Baltimore Mayor Stephanie Rawlings-Blakefired veteran Police Commissioner Anthony Batts, who had led the department for the past three years. In recent weeks, he had been highly criticized for the leadership during the riots that broke out in the wake of 25-year-old Freddie Gray's death in April.

"We need a change. This was not an easy decision, but it is one that is in the best interest of the people of Baltimore. The people of Baltimore deserve better," Rawlings-Blake said Wednesday at a press conference.

The Baltimore Police Department didn't immediately respond to Newsweek's request for comment. Batts had been confirmed to a full six-year term last September, The Baltimore Sun reported.

Rawlings-Blake credited Batts with helping to modernize the police force, putting more officers on the streets during peak periods of crime and bringing transparency and accountability to policing.

"But as we have seen in recent weeks," she added, "too many continue to die on our streets." Three people were shot to death on Tuesday night, and another person died early Wednesday, ahead of the mayor's announcement. Also on Wednesday, the Fraternal Order of Police issued a critical report of police leadership during the recent rioting following Gray's death, the Sun reported.

Rawlings-Blake didn't mention Gray in her announcement. The man was arrested on April 12 and died seven days later from a spinal injury he sustained while in police custody. The circumstances surrounding his death remain unclear, but cell phone video captured by witnesses shows officers pinning Gray to the ground at the scene of his arrest. His death set off days of unrest in the community and around the country.

An autopsy later revealed that Gray was subjected to a "high-energy injury" when the police van suddenly decelerated. His death was ruled a homicide.

A month after the man's death, Baltimore City State Attorney Marilyn Mosby indicted six Baltimore police officers allegedly involved in the incident. At the request of Rawlings-Blake and other officials, the U.S. Department of Justice decided to review the practices and procedures of Baltimore's police force. The investigation became the latest in a string of recent reviews into law enforcement agencies around the country.

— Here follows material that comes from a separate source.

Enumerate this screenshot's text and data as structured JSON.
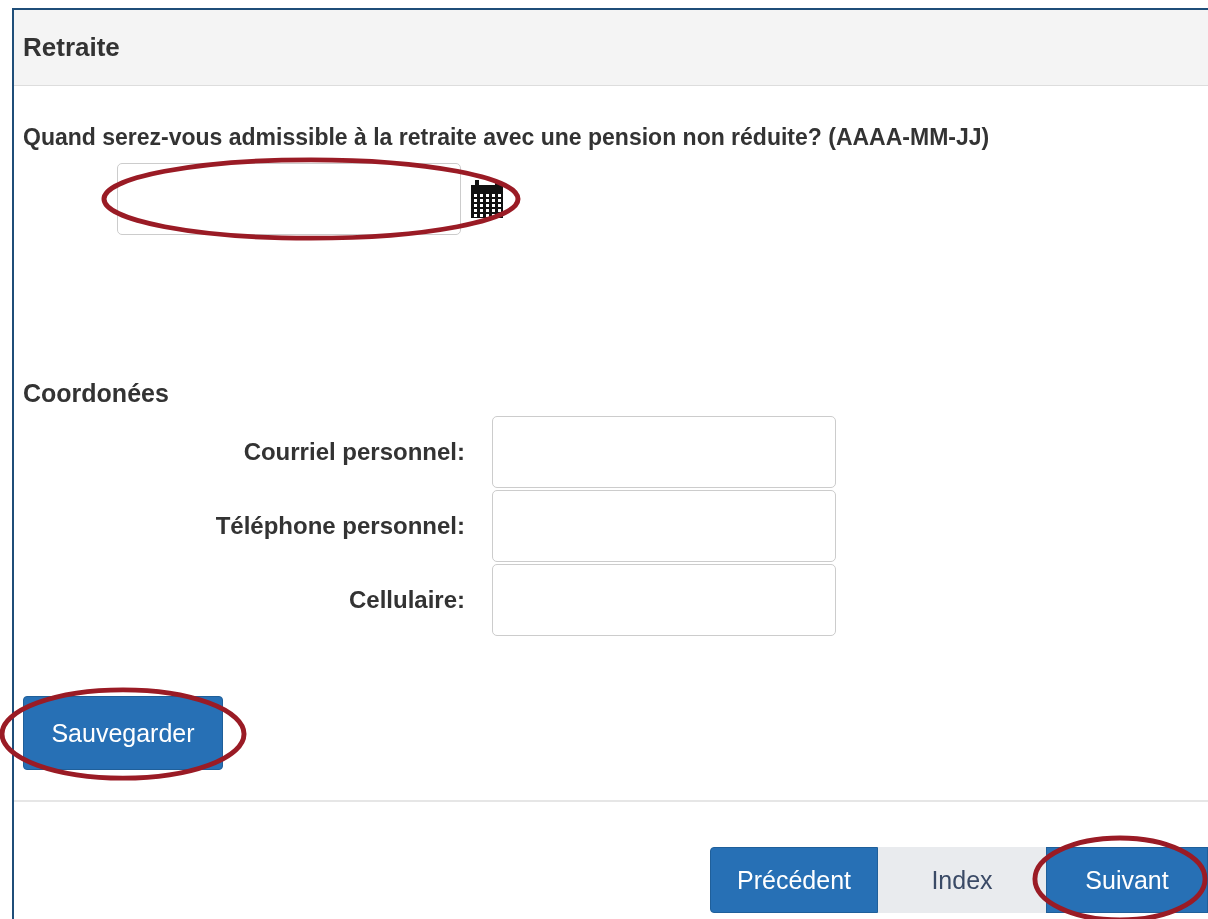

Deputy Commissioner Kevin Davis immediately replaced Batts and is now serving as interim commissioner.